Start the adventuring process

It’s best to begin adventuring in an enclosed space rather than at the park or on a beach. Make sure your cat's safe space (carrier, stroller or backpack) is with you at all times so they can quickly retreat to it if they need to. Let them build confidence with their leash and harness at their own pace.

Have patience with new locations

Once your cat has become comfortable with outdoor exploration, you can slowly start to take them to new locations. Just avoid anywhere that they’re likely to feel overwhelmed. It can be useful to conduct a recce beforehand to check out whether a location will be suitable for your cat. It’s essential to take their safe space (carrier, stroller or backpack) with you, but this is particularly important if you’re out on a longer adventure and your cat is likely to become tired.

Related: Handmade Cat Harnesses

Fit your cat for a harness

If the harness is too loose, your cat could wriggle free. If it’s too tight, they may start to feel uncomfortable and unable to move. Before you go ahead and buy a harness, it’s best to measure your cat. Most harnesses come with measurements so you can find the right fit.

To find out what your cat’s measurements are, wrap a flexible measuring tape around the points of their body indicated on the manufacturer’s measuring chart. Then you can compare your cat’s figures to the measurements of each harness size.

Once you have found a suitable harness, you’ll need to adjust it so it’s the best fit for your cat possible. Follow the manufacturer’s guidelines for harness fitting. For a Supakit harness we advise that you fit the harness so that you can fit one fingertip only, between your cat’s harness and their body (with fur compressed), when it is on. A good snug fit is important for escape-proofing.

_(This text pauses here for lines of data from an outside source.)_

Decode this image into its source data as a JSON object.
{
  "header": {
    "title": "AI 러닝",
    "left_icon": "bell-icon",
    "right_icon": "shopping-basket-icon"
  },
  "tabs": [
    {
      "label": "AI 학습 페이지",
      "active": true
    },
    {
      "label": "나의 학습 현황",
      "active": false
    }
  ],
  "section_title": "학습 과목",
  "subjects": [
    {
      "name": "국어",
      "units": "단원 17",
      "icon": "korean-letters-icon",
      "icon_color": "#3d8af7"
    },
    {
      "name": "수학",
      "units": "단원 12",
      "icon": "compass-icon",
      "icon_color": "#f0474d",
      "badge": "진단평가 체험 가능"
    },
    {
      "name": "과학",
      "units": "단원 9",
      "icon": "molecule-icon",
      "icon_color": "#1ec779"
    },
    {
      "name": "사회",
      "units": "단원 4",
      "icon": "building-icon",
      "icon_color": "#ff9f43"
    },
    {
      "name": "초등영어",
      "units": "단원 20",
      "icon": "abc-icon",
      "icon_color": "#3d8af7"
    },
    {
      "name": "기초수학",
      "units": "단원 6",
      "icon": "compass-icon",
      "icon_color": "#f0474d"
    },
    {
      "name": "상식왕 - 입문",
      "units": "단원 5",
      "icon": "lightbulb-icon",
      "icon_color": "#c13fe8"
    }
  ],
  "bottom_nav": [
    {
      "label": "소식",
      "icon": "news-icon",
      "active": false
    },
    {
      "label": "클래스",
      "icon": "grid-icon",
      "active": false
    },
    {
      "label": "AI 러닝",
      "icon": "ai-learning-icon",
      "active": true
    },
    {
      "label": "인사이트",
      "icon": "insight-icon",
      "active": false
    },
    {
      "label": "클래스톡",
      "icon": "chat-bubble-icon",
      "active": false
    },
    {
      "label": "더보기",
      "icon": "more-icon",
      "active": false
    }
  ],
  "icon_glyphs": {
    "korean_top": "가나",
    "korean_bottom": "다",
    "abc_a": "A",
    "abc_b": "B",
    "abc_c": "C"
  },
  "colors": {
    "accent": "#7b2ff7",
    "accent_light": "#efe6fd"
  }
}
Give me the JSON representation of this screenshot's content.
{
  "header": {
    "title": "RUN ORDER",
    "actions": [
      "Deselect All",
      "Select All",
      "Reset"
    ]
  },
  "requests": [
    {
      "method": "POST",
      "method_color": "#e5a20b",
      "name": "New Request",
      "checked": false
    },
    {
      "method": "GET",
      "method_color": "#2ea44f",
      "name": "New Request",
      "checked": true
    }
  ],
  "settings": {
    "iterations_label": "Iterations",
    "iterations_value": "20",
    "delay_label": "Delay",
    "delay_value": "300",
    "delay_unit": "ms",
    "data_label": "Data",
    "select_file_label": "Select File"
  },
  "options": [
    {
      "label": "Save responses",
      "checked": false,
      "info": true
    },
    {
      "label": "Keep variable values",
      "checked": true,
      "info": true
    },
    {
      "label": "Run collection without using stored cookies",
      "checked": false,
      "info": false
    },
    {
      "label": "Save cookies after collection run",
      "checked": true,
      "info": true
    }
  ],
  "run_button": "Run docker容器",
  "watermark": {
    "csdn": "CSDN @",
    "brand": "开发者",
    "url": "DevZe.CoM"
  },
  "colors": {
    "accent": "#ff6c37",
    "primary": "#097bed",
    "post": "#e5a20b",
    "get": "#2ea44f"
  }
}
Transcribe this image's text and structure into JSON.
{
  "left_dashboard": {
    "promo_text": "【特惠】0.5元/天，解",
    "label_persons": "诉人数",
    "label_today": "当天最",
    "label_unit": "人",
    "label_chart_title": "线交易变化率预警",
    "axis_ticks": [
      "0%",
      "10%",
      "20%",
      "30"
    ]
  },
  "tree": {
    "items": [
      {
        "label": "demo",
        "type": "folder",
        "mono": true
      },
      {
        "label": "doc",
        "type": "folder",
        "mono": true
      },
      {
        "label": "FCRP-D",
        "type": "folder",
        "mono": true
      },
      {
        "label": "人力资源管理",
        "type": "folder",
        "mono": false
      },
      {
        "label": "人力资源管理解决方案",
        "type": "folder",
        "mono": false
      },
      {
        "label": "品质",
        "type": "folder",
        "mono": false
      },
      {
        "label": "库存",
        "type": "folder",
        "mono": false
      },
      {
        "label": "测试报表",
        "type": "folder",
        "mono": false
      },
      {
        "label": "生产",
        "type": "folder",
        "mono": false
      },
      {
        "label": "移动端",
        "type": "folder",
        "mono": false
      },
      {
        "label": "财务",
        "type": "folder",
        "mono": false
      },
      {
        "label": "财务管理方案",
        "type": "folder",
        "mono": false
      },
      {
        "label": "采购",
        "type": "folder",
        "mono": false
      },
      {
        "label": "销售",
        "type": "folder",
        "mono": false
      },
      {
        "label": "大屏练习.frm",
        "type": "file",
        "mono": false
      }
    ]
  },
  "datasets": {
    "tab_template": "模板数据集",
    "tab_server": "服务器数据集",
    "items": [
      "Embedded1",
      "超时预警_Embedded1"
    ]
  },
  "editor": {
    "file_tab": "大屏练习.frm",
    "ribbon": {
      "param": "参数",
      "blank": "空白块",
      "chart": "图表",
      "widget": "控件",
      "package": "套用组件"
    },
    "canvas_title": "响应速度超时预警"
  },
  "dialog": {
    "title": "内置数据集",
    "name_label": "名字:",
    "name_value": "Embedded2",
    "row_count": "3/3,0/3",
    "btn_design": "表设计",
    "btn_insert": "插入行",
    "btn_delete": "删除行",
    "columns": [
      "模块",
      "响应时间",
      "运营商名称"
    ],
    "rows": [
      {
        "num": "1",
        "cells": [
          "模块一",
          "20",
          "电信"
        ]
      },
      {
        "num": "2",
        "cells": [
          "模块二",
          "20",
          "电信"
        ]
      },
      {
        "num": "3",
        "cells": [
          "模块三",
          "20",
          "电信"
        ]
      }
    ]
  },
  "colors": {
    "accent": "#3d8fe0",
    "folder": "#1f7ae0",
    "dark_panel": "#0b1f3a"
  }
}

It can also be comfier for your cat too, as it prevents the harness from rubbing or twisting as they walk (cats are very attuned to the feeling of anything moving across their fur).

Related: Large Cat Harnesses

Final Thoughts

We hope you enjoyed our article on the best cat harnesses for 2022.

Scroll back up to choose the harness that's right for your cat, or alternatively read some of our related articles below: